Wright said the pandemic and increased competition for staff had forced a wider change in how some businesses treat their teams. He added: "Traditionally, hospitality businesses, especially big brands, have a very top-down structure. People come to work and it can be very controlling and people are seen as just a number. But people don't want to just turn up and serve customers without any room for creativity in their role."
Businesses are also aiming to offer staff more flexible rotas. Pub group Young's has launched an online platform to allow staff to choose their own hours, where users create a rota by choosing available shifts across the chain's 210 pubs.
All full-time employees at Rick Stein Restaurants can request to work a four-day week, and the business also offers perks including a 50% discount in its restaurants and 28 days paid holiday.
Forcing a change
Cubitt House, a hospitality group with nine pubs and hotels in London, is working on its perks package. Co-chairman Sam Pearman told The Caterer: "The cost of living crisis is so apparent now.

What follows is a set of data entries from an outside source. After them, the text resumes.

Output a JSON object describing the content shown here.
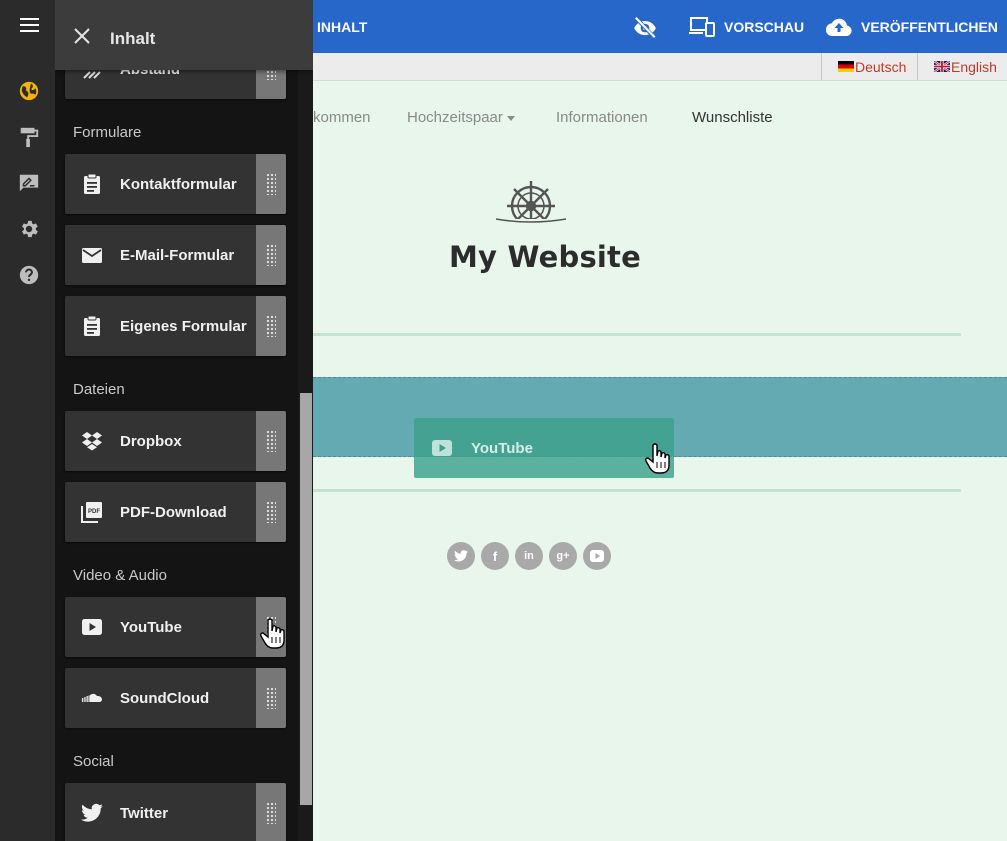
{
  "topbar": {
    "tab_label": "INHALT",
    "preview_label": "VORSCHAU",
    "publish_label": "VERÖFFENTLICHEN"
  },
  "languages": [
    "Deutsch",
    "English"
  ],
  "site": {
    "nav": [
      "kommen",
      "Hochzeitspaar",
      "Informationen",
      "Wunschliste"
    ],
    "title": "My Website",
    "drag_label": "YouTube",
    "socials": [
      "twitter",
      "facebook",
      "linkedin",
      "google-plus",
      "youtube"
    ]
  },
  "panel": {
    "title": "Inhalt",
    "partial_item": "Abstand",
    "sections": {
      "forms": "Formulare",
      "files": "Dateien",
      "media": "Video & Audio",
      "social": "Social"
    },
    "items": {
      "contact": "Kontaktformular",
      "email": "E-Mail-Formular",
      "custom": "Eigenes Formular",
      "dropbox": "Dropbox",
      "pdf": "PDF-Download",
      "youtube": "YouTube",
      "soundcloud": "SoundCloud",
      "twitter": "Twitter"
    }
  },
  "colors": {
    "topbar": "#2767c9",
    "rail": "#2b2b2b",
    "panel": "#141414",
    "page_bg": "#e8f6ec",
    "drop_zone": "#63aab3",
    "accent_globe": "#f4b400"
  }
}
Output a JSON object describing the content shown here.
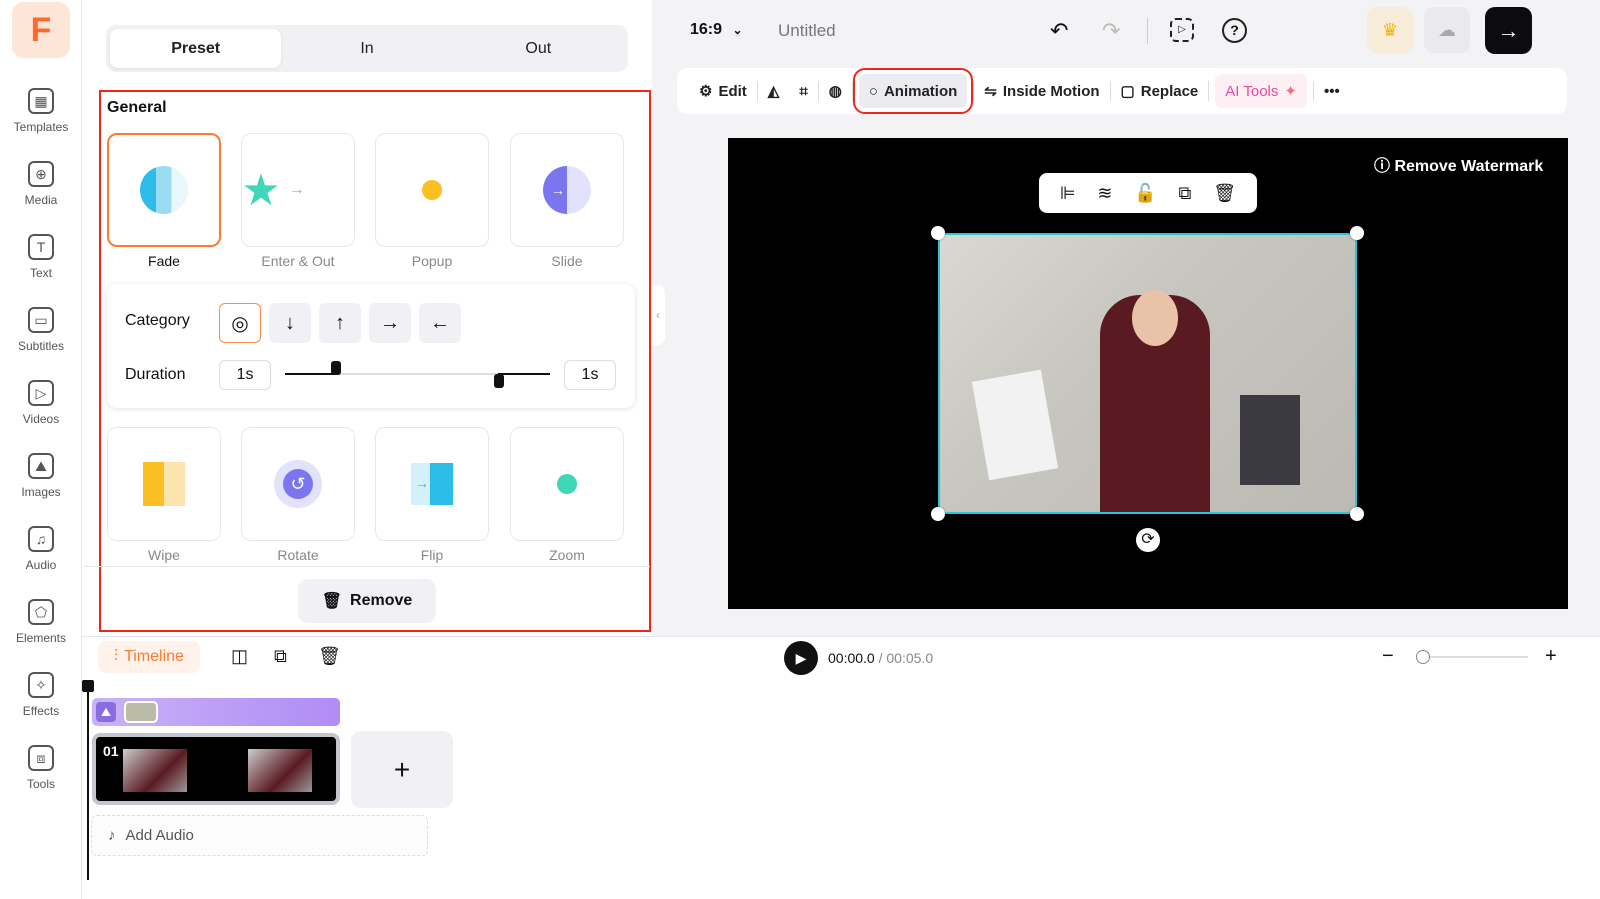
{
  "sidebar": {
    "logo": "F",
    "items": [
      {
        "label": "Templates",
        "icon": "templates-icon"
      },
      {
        "label": "Media",
        "icon": "media-icon"
      },
      {
        "label": "Text",
        "icon": "text-icon"
      },
      {
        "label": "Subtitles",
        "icon": "subtitles-icon"
      },
      {
        "label": "Videos",
        "icon": "videos-icon"
      },
      {
        "label": "Images",
        "icon": "images-icon"
      },
      {
        "label": "Audio",
        "icon": "audio-icon"
      },
      {
        "label": "Elements",
        "icon": "elements-icon"
      },
      {
        "label": "Effects",
        "icon": "effects-icon"
      },
      {
        "label": "Tools",
        "icon": "tools-icon"
      }
    ]
  },
  "panel": {
    "tabs": [
      "Preset",
      "In",
      "Out"
    ],
    "section": "General",
    "presets_top": [
      "Fade",
      "Enter & Out",
      "Popup",
      "Slide"
    ],
    "presets_bottom": [
      "Wipe",
      "Rotate",
      "Flip",
      "Zoom"
    ],
    "category_label": "Category",
    "category_options": [
      "◎",
      "↓",
      "↑",
      "→",
      "←"
    ],
    "duration_label": "Duration",
    "duration_in": "1s",
    "duration_out": "1s",
    "remove": "Remove"
  },
  "header": {
    "ratio": "16:9",
    "title": "Untitled"
  },
  "toolbar": {
    "edit": "Edit",
    "animation": "Animation",
    "inside_motion": "Inside Motion",
    "replace": "Replace",
    "ai_tools": "AI Tools",
    "more": "•••"
  },
  "canvas": {
    "watermark": "Remove Watermark"
  },
  "timeline": {
    "label": "Timeline",
    "current": "00:00.0",
    "total": "/ 00:05.0",
    "clip_number": "01",
    "add_audio": "Add Audio",
    "add": "+"
  },
  "colors": {
    "accent": "#ff7a2f",
    "highlight": "#f0261b",
    "selection": "#27c6dc"
  }
}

One of our chefs had to get from Notting Hill to Stratford in London very late at night on a series of night buses.
"We [as employers] have got to be doing as much as we can to make the lifestyle [of hospitality] work for them, because there is only so much you can take."
Pearman said employers were having to adapt in order to attract and retain a younger workforce. He said: "It's really come to a head post-Covid. We're trying to bring young staff into the business, but their attitude towards work is different. Not in a negative way, but they don't want to be doing late hours and weekends, whereas in the past I think people would arrive and work any hours and make the job their life."
Wright said Rola Wala was fully staffed but had found recruitment "challenging".
He added: "What makes hospitality attractive as a career? We as operators have to answer that question. It needs to be something that becomes part of your business model, rather than just a staff party."
You need to create an account to read this article. It's free and only requires a few basic details.
Already subscribed? Log In